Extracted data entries
----
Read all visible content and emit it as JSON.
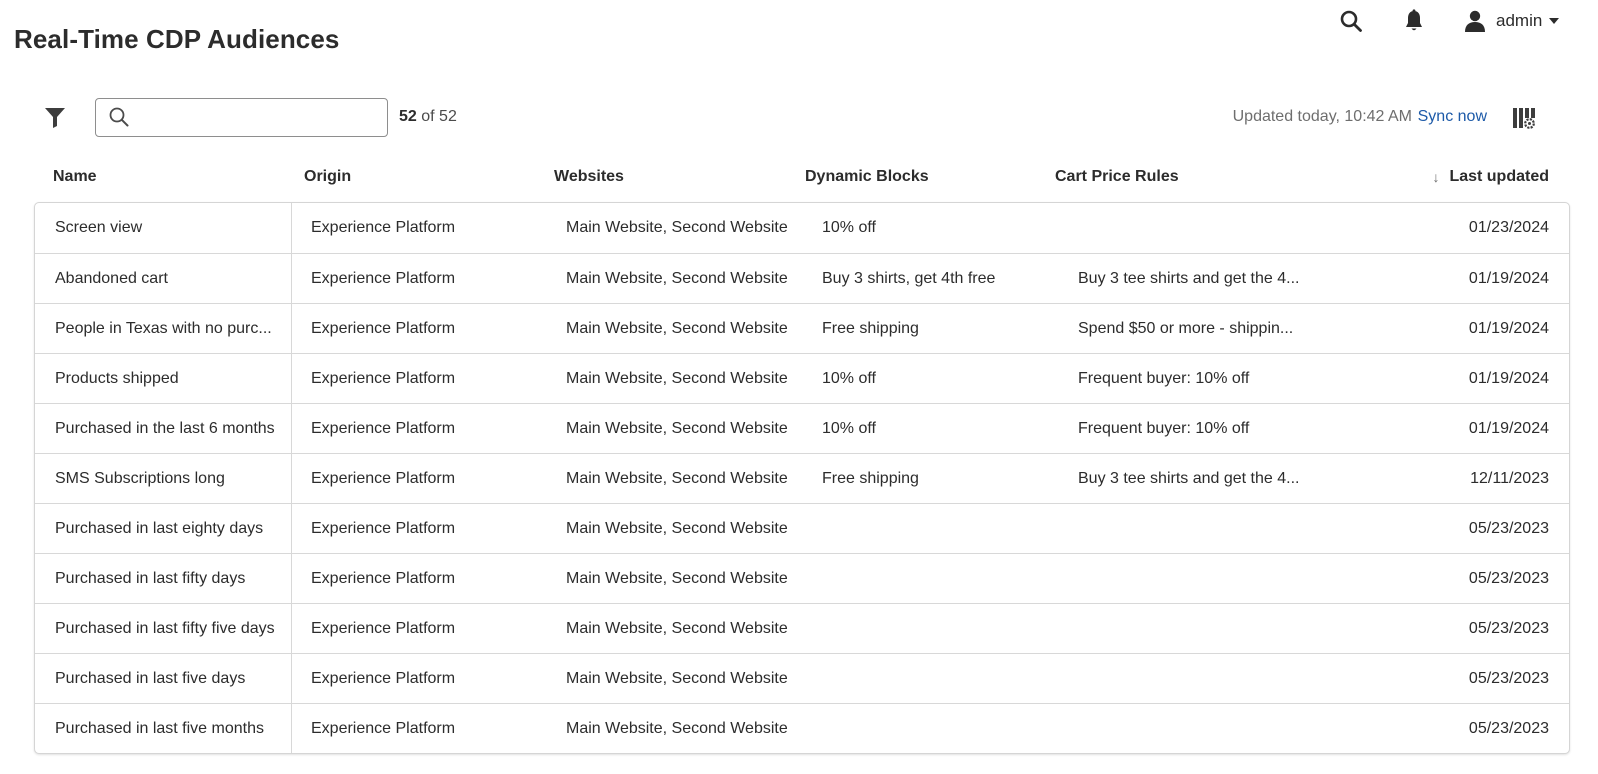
{
  "header": {
    "title": "Real-Time CDP Audiences",
    "icons": [
      "search-icon",
      "bell-icon",
      "user-icon"
    ],
    "user_name": "admin"
  },
  "toolbar": {
    "filter_icon": "filter-icon",
    "search": {
      "value": "",
      "placeholder": ""
    },
    "count_shown": "52",
    "count_total": "of 52",
    "updated_text": "Updated today, 10:42 AM",
    "sync_label": "Sync now",
    "column_settings_icon": "column-settings-icon"
  },
  "table": {
    "columns": [
      {
        "key": "name",
        "label": "Name"
      },
      {
        "key": "origin",
        "label": "Origin"
      },
      {
        "key": "websites",
        "label": "Websites"
      },
      {
        "key": "dynamic_blocks",
        "label": "Dynamic Blocks"
      },
      {
        "key": "cart_price_rules",
        "label": "Cart Price Rules"
      },
      {
        "key": "last_updated",
        "label": "Last updated",
        "sort": "descending"
      }
    ],
    "rows": [
      {
        "name": "Screen view",
        "origin": "Experience Platform",
        "websites": "Main Website, Second Website",
        "dynamic_blocks": "10% off",
        "cart_price_rules": "",
        "last_updated": "01/23/2024"
      },
      {
        "name": "Abandoned cart",
        "origin": "Experience Platform",
        "websites": "Main Website, Second Website",
        "dynamic_blocks": "Buy 3 shirts, get 4th free",
        "cart_price_rules": "Buy 3 tee shirts and get the 4...",
        "last_updated": "01/19/2024"
      },
      {
        "name": "People in Texas with no purc...",
        "origin": "Experience Platform",
        "websites": "Main Website, Second Website",
        "dynamic_blocks": "Free shipping",
        "cart_price_rules": "Spend $50 or more - shippin...",
        "last_updated": "01/19/2024"
      },
      {
        "name": "Products shipped",
        "origin": "Experience Platform",
        "websites": "Main Website, Second Website",
        "dynamic_blocks": "10% off",
        "cart_price_rules": "Frequent buyer: 10% off",
        "last_updated": "01/19/2024"
      },
      {
        "name": "Purchased in the last 6 months",
        "origin": "Experience Platform",
        "websites": "Main Website, Second Website",
        "dynamic_blocks": "10% off",
        "cart_price_rules": "Frequent buyer: 10% off",
        "last_updated": "01/19/2024"
      },
      {
        "name": "SMS Subscriptions long",
        "origin": "Experience Platform",
        "websites": "Main Website, Second Website",
        "dynamic_blocks": "Free shipping",
        "cart_price_rules": "Buy 3 tee shirts and get the 4...",
        "last_updated": "12/11/2023"
      },
      {
        "name": "Purchased in last eighty days",
        "origin": "Experience Platform",
        "websites": "Main Website, Second Website",
        "dynamic_blocks": "",
        "cart_price_rules": "",
        "last_updated": "05/23/2023"
      },
      {
        "name": "Purchased in last fifty days",
        "origin": "Experience Platform",
        "websites": "Main Website, Second Website",
        "dynamic_blocks": "",
        "cart_price_rules": "",
        "last_updated": "05/23/2023"
      },
      {
        "name": "Purchased in last fifty five days",
        "origin": "Experience Platform",
        "websites": "Main Website, Second Website",
        "dynamic_blocks": "",
        "cart_price_rules": "",
        "last_updated": "05/23/2023"
      },
      {
        "name": "Purchased in last five days",
        "origin": "Experience Platform",
        "websites": "Main Website, Second Website",
        "dynamic_blocks": "",
        "cart_price_rules": "",
        "last_updated": "05/23/2023"
      },
      {
        "name": "Purchased in last five months",
        "origin": "Experience Platform",
        "websites": "Main Website, Second Website",
        "dynamic_blocks": "",
        "cart_price_rules": "",
        "last_updated": "05/23/2023"
      }
    ]
  },
  "colors": {
    "link": "#1d5aa8",
    "text": "#2c2c2c",
    "muted": "#6e6e6e",
    "border": "#d8d8d8"
  }
}
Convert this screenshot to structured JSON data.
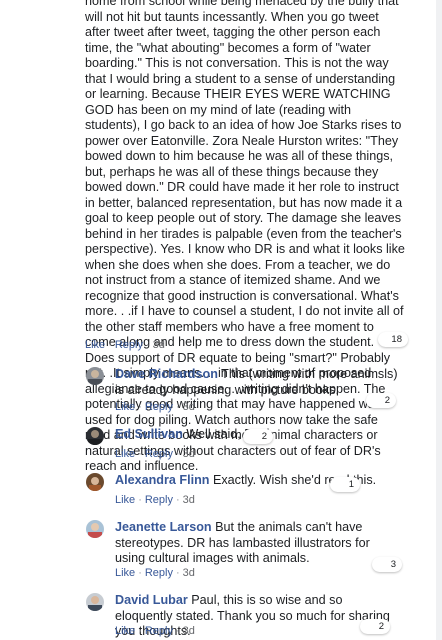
{
  "post": {
    "text": "home from school while being menaced by the bully that will not hit but taunts incessantly. When you go tweet after tweet after tweet, tagging the other person each time, the \"what abouting\" becomes a form of \"water boarding.\" This is not conversation. This is not the way that I would bring a student to a sense of understanding or learning. Because THEIR EYES WERE WATCHING GOD has been on my mind of late (reading with students), I go back to an idea of how Joe Starks rises to power over Eatonville. Zora Neale Hurston writes: \"They bowed down to him because he was all of these things, but, perhaps he was all of these things because they bowed down.\" DR could have made it her role to instruct in better, balanced representation, but has now made it a goal to keep people out of story. The damage she leaves behind in her tirades is palpable (even from the teacher's perspective). Yes. I know who DR is and what it looks like when she does when she does. From a teacher, we do not instruct from a stance of itemized shame. And we recognize that good instruction is conversational. What's more. . .if I have to counsel a student, I do not invite all of the other staff members who have a free moment to come along and help me to dress down the student. Does support of DR equate to being \"smart?\" Probably not. .It simply means. . .in that moment of proposed allegiance to good cause. . .writing didn't happen. The potentially good writing that may have happened was used for dog piling. Watch authors now take the safe road and write books with more animal characters or natural settings without characters out of fear of DR's reach and influence.",
    "like_label": "Like",
    "reply_label": "Reply",
    "time": "3d",
    "reaction_count": "18"
  },
  "comments": [
    {
      "name": "Dave Richardson",
      "text": "This (writing with more animsls) is already happening with picture books.",
      "like_label": "Like",
      "reply_label": "Reply",
      "time": "3d",
      "reaction_count": "2"
    },
    {
      "name": "Ed Sullivan",
      "text": "Well said, Paul.",
      "like_label": "Like",
      "reply_label": "Reply",
      "time": "3d",
      "reaction_count": "2"
    },
    {
      "name": "Alexandra Flinn",
      "text": "Exactly. Wish she'd read this.",
      "like_label": "Like",
      "reply_label": "Reply",
      "time": "3d",
      "reaction_count": "1"
    },
    {
      "name": "Jeanette Larson",
      "text": "But the animals can't have stereotypes. DR has lambasted illustrators for using cultural images with animals.",
      "like_label": "Like",
      "reply_label": "Reply",
      "time": "3d",
      "reaction_count": "3"
    },
    {
      "name": "David Lubar",
      "text": "Paul, this is so wise and so eloquently stated. Thank you so much for sharing you thoughts.",
      "like_label": "Like",
      "reply_label": "Reply",
      "time": "3d",
      "reaction_count": "2"
    }
  ],
  "colors": {
    "link": "#385898",
    "meta": "#65676b"
  }
}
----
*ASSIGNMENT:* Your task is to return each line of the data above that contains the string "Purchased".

*ANSWER BELOW:*
        "name": "Purchased in the last 6 months",
        "name": "Purchased in last eighty days",
        "name": "Purchased in last fifty days",
        "name": "Purchased in last fifty five days",
        "name": "Purchased in last five days",
        "name": "Purchased in last five months",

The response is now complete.